Apocalypse Now — Also known as “Apoplexy Now.” A totally incoherent movie. If this one is, as advertised, a remake of Heart of Darkness, Joseph Conrad’s estate should sue. Coppola should switch to decaf.
Bonnie and Clyde — Lester Flatt and Earl Scruggs lend some great banjo music to a pointless celebration of two incompetent, homicidal sociopaths with machine guns.
The Graduate — Ben Braddock is not jut a moron, he’s a pluperfect moron. Mrs. Robinson is supposed to be one of the heavies. But at least she knows what she wants to do with her time.
Easy Rider — Fonda and Nicholson ride around and smoke dope to no purpose. Dennis Hopper does his twitchy, dirt-bag shtick. (He’s very good at this — hardly seems to be acting at all.) At least the movie has a happy ending.
The Deer Hunter — Another incoherent movie about Vietnam. Or at least the Vietnam phantasms of a bunch of New York/L.A. film drones who’ve never been closer to the military than an Independence Day parade.
The Grapes of Wrath — Really more of a political pamphlet than either a movie or a novel. It’s hard to imagine how an adult could watch or read either one.
Platoon — Wherein we learn that every G.I. who served in Vietnam was a drug-crazed, homicidal maniac.
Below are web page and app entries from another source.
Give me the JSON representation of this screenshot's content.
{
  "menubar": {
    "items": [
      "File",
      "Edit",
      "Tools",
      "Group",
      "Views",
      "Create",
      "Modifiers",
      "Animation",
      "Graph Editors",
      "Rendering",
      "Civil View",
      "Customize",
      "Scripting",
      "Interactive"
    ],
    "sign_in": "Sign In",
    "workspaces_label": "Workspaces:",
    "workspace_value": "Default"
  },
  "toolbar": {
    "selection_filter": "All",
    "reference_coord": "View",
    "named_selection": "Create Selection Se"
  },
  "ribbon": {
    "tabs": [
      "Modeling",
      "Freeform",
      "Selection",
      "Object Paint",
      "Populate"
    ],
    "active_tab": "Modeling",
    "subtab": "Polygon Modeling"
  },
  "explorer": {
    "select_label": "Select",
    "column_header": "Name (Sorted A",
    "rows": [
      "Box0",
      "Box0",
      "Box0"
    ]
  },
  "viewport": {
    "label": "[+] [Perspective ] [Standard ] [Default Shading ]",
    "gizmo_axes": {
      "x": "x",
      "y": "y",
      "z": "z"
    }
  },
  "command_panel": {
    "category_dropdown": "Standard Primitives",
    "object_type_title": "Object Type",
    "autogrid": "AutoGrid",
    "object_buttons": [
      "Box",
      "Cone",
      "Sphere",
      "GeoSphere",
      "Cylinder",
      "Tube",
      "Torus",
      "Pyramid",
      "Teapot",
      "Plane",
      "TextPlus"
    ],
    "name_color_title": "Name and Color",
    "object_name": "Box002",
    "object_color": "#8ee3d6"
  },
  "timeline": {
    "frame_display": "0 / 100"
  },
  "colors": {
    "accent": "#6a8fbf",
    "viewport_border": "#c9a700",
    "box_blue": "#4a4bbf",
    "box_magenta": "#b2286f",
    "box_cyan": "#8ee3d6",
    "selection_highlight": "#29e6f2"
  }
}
Goodfellas — A waste of time and celluloid, as most already knew that gangsters say m—————r. A lot.
The Shawshank Redemption — At least this movie establishes beyond doubt that Morgan Freeman has star quality. Otherwise it just makes heroes out of a bunch of crooks.
Who’s Afraid of Virginia Woolf? — Should have been called, “Who Gives a Rat’s Patootie About Virginia Woolf?” Or about Liz and Burt, come to that.
Sophie’s Choice — Choose something else.
I COULD GO ON, but you get the idea. It’s a peculiar list, taken all around, demonstrating how peculiar film types have become. Hard to imagine the same person having a high regard for Casablanca and The Bridge Over the River Kwai while also grooving on The Deer Hunter” and The Graduate. Clearly two very different world views animate these very different movies. Casablanca is a favorite of normal people. While Citizen Kane and the gloomy, post-everything stuff seems to be esteemed by film majors and various other humbugs.
It’s nice that AFI types honor Casablanca. But it seems unlikely that in a Hollywood populated by AFI graduates a movie like Casablanca could be made today. In Casablanca 2007, the themes of patriotism and sacrifice would doubtless be replaced by smarmy sermonettes on racism, multiculturalism, and the futility of war. Sydney Greenstreet’s role would be played by a cross-dresser.
I’m working on my list of the 100 biggest humbug organizations. Don’t be surprised to run across AFI somewhere near the top.